Inside the round Reading Room

The Reading Room

The Reading Room stands at the heart of the Museum, in the centre of the Great Court. Completed in 1857, it was hailed as one of the great sights of London and became a world-famous centre of learning.

The Reading Room is currently closed.

Design

By the early 1850s, the British Museum Library needed a larger reading room.

Antonio Panizzi, the Keeper of Printed Books (1837–1856), had the idea of constructing a round room in the empty central courtyard of the Museum building.

Construction

With a design by Sydney Smirke (1798–1877), work on the Reading Room began in 1854. Three years later it was completed. Using cast iron, concrete, glass and the latest heating and ventilation systems, it was a masterpiece of mid-19th century technology.

The room had a diameter of 42.6m (140ft) and was inspired by the domed Pantheon in Rome.
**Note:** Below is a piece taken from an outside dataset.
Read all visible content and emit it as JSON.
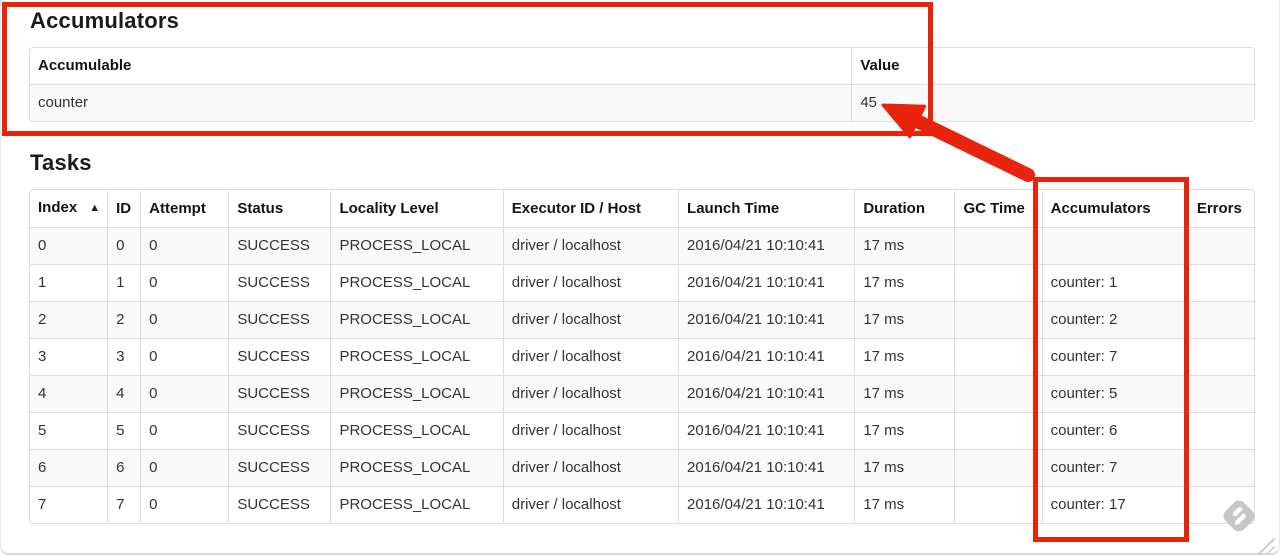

However, it isn't a free-standing dome in the technical sense.

It has been constructed in segments on a cast-iron framework. The ceiling is suspended on cast iron struts hanging down from the frame and is made out of papier-mâché.

Many bookstacks were built surrounding the new Reading Room. They were made of iron to take the weight of the books and protect them against fire.

In all, they contained three miles (4.8km) of bookcases and 25 miles (40km) of shelves.

Early years

The Reading Room opened on 2 May 1857. Between 8–16 May, the library was opened up for a special one-off public viewing. More than 62,000 visitors came to marvel at the new building.

Those wanting to use it had to apply in writing and were issued a reader's ticket by the Principal Librarian.

Among those granted tickets were: Karl Marx, Lenin (who signed in under the name Jacob Richter) and novelists such as Bram Stoker and Sir Arthur Conan Doyle.

Restoration and exhibition space

In 1997 the books were moved to a new purpose-built building in St Pancras and the bookstacks were taken down.

As part of the Great Court development the interior of the Reading Room was carefully restored. This process saw the papier mâché interior of the dome repaired and the original blue, cream and gold colour scheme reinstated.

When it reopened in 2000, the Reading Room was made available to all Museum visitors for the first time.

It housed a modern information centre, the Walter and Leonore Annenberg Centre, and a collection of 25,000 books, catalogues and other printed material, which focused on the world cultures represented in the Museum.

The Reading Room was used for special exhibitions from 2007 until 2013.